Stronger than average winds across parts of the state had an effect on businesses around Lincoln.
With northwest wind gusts between 40 to 50 miles per hour Tuesday, Capital City Refuse says it's windy days that make their job tough.
"Today is probably the worst day to haul trash, even over cold weather or rainy weather, because you end up chasing half of the stuff that comes out of your trash cans and it just makes for a longer day," says Capital City Refuse Owner, Seth Harms.
Harms says even the strongest won't keep them from doing their job.
"Whenever somebody pulls up to their neighborhood, or pulls up to their house and sees trash everywhere, it's pretty much our name that's out there," he said.
Capital City says at least 1 out of every 15 trash cans goes missing on windy days, and replacing them isn't cheap. The company replaces cans for customers free of charge.
"They're about $70 a piece so every time one goes missing, it's not the best thing," said Harms.
Lincoln Electric System wind turbines worked overtime Tuesday as wind gusts reached 40 to 50 miles per hour.

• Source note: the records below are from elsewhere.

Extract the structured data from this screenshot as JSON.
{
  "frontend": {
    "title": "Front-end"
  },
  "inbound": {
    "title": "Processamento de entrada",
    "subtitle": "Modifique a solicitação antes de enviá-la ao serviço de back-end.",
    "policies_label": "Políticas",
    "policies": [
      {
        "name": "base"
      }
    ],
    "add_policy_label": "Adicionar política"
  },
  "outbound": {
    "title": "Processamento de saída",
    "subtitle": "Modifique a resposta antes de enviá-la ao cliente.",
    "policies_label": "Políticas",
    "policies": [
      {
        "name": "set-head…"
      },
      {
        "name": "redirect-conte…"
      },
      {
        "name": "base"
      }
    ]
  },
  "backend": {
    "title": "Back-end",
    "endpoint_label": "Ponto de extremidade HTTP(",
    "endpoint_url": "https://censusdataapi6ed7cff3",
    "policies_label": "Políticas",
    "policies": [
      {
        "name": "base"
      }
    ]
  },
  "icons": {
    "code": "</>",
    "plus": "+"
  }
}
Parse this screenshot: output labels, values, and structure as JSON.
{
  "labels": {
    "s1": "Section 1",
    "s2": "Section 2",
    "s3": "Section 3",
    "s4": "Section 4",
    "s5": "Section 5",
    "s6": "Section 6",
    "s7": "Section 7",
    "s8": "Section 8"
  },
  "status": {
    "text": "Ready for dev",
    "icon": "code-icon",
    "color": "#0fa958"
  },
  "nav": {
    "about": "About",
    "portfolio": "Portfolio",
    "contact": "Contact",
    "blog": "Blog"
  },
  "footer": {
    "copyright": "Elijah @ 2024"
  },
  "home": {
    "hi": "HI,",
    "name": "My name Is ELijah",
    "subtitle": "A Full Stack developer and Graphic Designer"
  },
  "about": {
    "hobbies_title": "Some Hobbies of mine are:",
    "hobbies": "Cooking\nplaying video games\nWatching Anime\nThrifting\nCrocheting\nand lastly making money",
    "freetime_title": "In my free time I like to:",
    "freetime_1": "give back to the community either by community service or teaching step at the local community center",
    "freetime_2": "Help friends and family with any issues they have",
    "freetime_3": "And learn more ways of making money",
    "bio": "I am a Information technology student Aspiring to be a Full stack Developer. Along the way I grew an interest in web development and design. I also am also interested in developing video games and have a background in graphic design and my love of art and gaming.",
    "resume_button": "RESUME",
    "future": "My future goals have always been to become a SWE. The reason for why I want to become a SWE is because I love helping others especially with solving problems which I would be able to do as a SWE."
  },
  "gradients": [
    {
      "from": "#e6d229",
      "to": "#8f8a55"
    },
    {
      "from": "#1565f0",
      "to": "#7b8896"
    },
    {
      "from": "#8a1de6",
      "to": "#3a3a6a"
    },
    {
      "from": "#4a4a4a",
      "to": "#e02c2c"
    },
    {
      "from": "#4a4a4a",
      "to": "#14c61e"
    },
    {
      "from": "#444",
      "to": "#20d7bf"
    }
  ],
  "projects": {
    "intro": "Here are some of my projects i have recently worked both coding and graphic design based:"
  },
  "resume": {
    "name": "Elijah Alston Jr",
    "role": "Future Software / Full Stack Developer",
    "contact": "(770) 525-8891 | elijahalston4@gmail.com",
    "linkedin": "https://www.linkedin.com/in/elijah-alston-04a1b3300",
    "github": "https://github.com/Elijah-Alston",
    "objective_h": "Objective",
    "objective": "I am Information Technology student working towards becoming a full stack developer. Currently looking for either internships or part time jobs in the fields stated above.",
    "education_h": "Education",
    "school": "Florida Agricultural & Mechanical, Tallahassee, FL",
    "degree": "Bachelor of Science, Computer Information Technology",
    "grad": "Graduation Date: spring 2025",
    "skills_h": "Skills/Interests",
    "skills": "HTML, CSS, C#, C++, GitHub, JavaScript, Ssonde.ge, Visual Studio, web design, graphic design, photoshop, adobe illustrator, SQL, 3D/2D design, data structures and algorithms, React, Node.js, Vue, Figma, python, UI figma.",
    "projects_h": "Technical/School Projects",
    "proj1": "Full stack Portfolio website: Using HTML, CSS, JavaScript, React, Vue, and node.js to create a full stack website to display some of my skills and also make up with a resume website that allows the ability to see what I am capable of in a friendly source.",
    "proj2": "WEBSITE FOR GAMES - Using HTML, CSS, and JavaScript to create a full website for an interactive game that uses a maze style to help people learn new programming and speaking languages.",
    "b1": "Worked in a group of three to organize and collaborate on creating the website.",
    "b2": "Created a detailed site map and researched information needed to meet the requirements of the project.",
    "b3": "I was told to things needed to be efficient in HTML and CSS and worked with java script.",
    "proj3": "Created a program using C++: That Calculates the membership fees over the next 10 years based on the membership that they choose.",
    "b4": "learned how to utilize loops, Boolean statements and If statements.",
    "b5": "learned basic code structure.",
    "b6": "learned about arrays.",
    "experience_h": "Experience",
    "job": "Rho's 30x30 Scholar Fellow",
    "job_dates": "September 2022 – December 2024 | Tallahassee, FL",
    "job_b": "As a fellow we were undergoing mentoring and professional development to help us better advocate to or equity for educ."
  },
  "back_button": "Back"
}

LES uses turbines to extract energy from the wind to produce electricity. It may be hard to believe, but with only two turbines working at maximum output, they produce enough energy to power more than 1,000 homes. But too much wind can actually hurt their services.
The minimum wind speed for turbines to produce electricity is around 9 miles per hour, but if winds exceed 56 miles per hour, they actually stop running the turbines to avoid damaging the machine. Luckily, LES says between 9 and 56 miles hour, there is a happy medium.
"In between that range there's enough energy in the wind that turbines can extract their maximum amount of power and that maximum extraction is in the 30 mile per hour range," said LES Vice President of Power Supply, Jason Fortik.